**Records provided**
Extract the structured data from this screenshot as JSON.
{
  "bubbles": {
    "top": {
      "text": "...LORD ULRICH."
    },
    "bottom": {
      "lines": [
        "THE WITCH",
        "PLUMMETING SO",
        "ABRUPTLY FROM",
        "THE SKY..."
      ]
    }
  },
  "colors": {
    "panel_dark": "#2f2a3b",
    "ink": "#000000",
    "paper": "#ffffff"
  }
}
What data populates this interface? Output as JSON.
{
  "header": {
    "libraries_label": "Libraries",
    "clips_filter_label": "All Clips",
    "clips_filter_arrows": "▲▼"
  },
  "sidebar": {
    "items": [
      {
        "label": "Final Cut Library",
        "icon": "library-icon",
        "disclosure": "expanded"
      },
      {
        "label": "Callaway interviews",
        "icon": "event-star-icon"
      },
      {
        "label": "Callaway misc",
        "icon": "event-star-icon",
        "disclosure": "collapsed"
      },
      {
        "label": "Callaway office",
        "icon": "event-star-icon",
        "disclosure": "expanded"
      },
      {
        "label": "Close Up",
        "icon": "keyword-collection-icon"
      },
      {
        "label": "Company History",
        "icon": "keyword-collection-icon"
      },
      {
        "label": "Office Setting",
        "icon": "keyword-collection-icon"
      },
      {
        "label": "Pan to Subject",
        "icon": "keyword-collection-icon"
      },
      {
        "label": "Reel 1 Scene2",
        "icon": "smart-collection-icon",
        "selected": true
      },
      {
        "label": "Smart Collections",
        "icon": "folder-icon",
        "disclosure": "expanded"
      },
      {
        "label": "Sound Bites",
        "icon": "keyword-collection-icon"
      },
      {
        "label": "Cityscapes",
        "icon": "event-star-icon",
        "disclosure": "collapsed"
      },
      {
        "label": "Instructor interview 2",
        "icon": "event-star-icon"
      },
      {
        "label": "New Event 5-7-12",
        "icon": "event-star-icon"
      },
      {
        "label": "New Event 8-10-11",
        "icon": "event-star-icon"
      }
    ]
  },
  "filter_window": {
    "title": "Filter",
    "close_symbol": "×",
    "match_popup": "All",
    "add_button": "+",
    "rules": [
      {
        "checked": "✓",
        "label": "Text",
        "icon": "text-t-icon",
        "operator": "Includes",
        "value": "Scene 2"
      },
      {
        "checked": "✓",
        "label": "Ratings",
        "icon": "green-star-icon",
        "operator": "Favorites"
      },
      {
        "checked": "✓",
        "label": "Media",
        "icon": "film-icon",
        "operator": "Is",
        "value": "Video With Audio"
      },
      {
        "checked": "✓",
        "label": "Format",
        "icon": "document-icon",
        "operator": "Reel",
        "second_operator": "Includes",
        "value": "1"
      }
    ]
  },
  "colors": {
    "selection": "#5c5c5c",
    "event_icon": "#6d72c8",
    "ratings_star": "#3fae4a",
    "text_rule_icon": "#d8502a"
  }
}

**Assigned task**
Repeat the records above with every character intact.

**Exercise answer**
Extract the structured data from this screenshot as JSON.
{
  "bubbles": {
    "top": {
      "text": "...LORD ULRICH."
    },
    "bottom": {
      "lines": [
        "THE WITCH",
        "PLUMMETING SO",
        "ABRUPTLY FROM",
        "THE SKY..."
      ]
    }
  },
  "colors": {
    "panel_dark": "#2f2a3b",
    "ink": "#000000",
    "paper": "#ffffff"
  }
}
What data populates this interface? Output as JSON.
{
  "header": {
    "libraries_label": "Libraries",
    "clips_filter_label": "All Clips",
    "clips_filter_arrows": "▲▼"
  },
  "sidebar": {
    "items": [
      {
        "label": "Final Cut Library",
        "icon": "library-icon",
        "disclosure": "expanded"
      },
      {
        "label": "Callaway interviews",
        "icon": "event-star-icon"
      },
      {
        "label": "Callaway misc",
        "icon": "event-star-icon",
        "disclosure": "collapsed"
      },
      {
        "label": "Callaway office",
        "icon": "event-star-icon",
        "disclosure": "expanded"
      },
      {
        "label": "Close Up",
        "icon": "keyword-collection-icon"
      },
      {
        "label": "Company History",
        "icon": "keyword-collection-icon"
      },
      {
        "label": "Office Setting",
        "icon": "keyword-collection-icon"
      },
      {
        "label": "Pan to Subject",
        "icon": "keyword-collection-icon"
      },
      {
        "label": "Reel 1 Scene2",
        "icon": "smart-collection-icon",
        "selected": true
      },
      {
        "label": "Smart Collections",
        "icon": "folder-icon",
        "disclosure": "expanded"
      },
      {
        "label": "Sound Bites",
        "icon": "keyword-collection-icon"
      },
      {
        "label": "Cityscapes",
        "icon": "event-star-icon",
        "disclosure": "collapsed"
      },
      {
        "label": "Instructor interview 2",
        "icon": "event-star-icon"
      },
      {
        "label": "New Event 5-7-12",
        "icon": "event-star-icon"
      },
      {
        "label": "New Event 8-10-11",
        "icon": "event-star-icon"
      }
    ]
  },
  "filter_window": {
    "title": "Filter",
    "close_symbol": "×",
    "match_popup": "All",
    "add_button": "+",
    "rules": [
      {
        "checked": "✓",
        "label": "Text",
        "icon": "text-t-icon",
        "operator": "Includes",
        "value": "Scene 2"
      },
      {
        "checked": "✓",
        "label": "Ratings",
        "icon": "green-star-icon",
        "operator": "Favorites"
      },
      {
        "checked": "✓",
        "label": "Media",
        "icon": "film-icon",
        "operator": "Is",
        "value": "Video With Audio"
      },
      {
        "checked": "✓",
        "label": "Format",
        "icon": "document-icon",
        "operator": "Reel",
        "second_operator": "Includes",
        "value": "1"
      }
    ]
  },
  "colors": {
    "selection": "#5c5c5c",
    "event_icon": "#6d72c8",
    "ratings_star": "#3fae4a",
    "text_rule_icon": "#d8502a"
  }
}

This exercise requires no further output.